(Dataset rows for apps and sites)
——————————
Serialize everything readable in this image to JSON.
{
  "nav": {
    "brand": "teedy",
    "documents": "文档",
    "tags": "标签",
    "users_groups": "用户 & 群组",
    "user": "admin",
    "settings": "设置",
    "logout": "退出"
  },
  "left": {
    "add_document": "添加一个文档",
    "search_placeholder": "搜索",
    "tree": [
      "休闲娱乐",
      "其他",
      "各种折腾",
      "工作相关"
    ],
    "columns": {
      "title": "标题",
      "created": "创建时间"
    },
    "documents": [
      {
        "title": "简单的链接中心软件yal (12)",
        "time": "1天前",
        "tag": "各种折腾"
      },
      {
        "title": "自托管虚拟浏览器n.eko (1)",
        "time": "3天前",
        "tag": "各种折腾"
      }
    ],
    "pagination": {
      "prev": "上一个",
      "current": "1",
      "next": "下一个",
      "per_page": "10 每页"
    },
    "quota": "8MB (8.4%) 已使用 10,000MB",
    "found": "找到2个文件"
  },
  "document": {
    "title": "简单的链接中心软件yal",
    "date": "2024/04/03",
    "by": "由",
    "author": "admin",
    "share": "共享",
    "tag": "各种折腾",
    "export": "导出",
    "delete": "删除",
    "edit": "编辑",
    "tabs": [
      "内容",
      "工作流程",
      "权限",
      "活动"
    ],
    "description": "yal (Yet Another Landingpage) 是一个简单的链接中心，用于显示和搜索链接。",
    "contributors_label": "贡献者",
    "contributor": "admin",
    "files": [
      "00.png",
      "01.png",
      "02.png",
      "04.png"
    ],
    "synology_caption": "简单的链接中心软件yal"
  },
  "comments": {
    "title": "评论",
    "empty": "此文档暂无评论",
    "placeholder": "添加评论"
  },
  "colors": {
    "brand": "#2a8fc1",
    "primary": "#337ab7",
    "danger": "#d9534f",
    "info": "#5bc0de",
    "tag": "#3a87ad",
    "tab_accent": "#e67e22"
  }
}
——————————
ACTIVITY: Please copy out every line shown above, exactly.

SOLUTION TO THIS EXERCISE:
Serialize everything readable in this image to JSON.
{
  "nav": {
    "brand": "teedy",
    "documents": "文档",
    "tags": "标签",
    "users_groups": "用户 & 群组",
    "user": "admin",
    "settings": "设置",
    "logout": "退出"
  },
  "left": {
    "add_document": "添加一个文档",
    "search_placeholder": "搜索",
    "tree": [
      "休闲娱乐",
      "其他",
      "各种折腾",
      "工作相关"
    ],
    "columns": {
      "title": "标题",
      "created": "创建时间"
    },
    "documents": [
      {
        "title": "简单的链接中心软件yal (12)",
        "time": "1天前",
        "tag": "各种折腾"
      },
      {
        "title": "自托管虚拟浏览器n.eko (1)",
        "time": "3天前",
        "tag": "各种折腾"
      }
    ],
    "pagination": {
      "prev": "上一个",
      "current": "1",
      "next": "下一个",
      "per_page": "10 每页"
    },
    "quota": "8MB (8.4%) 已使用 10,000MB",
    "found": "找到2个文件"
  },
  "document": {
    "title": "简单的链接中心软件yal",
    "date": "2024/04/03",
    "by": "由",
    "author": "admin",
    "share": "共享",
    "tag": "各种折腾",
    "export": "导出",
    "delete": "删除",
    "edit": "编辑",
    "tabs": [
      "内容",
      "工作流程",
      "权限",
      "活动"
    ],
    "description": "yal (Yet Another Landingpage) 是一个简单的链接中心，用于显示和搜索链接。",
    "contributors_label": "贡献者",
    "contributor": "admin",
    "files": [
      "00.png",
      "01.png",
      "02.png",
      "04.png"
    ],
    "synology_caption": "简单的链接中心软件yal"
  },
  "comments": {
    "title": "评论",
    "empty": "此文档暂无评论",
    "placeholder": "添加评论"
  },
  "colors": {
    "brand": "#2a8fc1",
    "primary": "#337ab7",
    "danger": "#d9534f",
    "info": "#5bc0de",
    "tag": "#3a87ad",
    "tab_accent": "#e67e22"
  }
}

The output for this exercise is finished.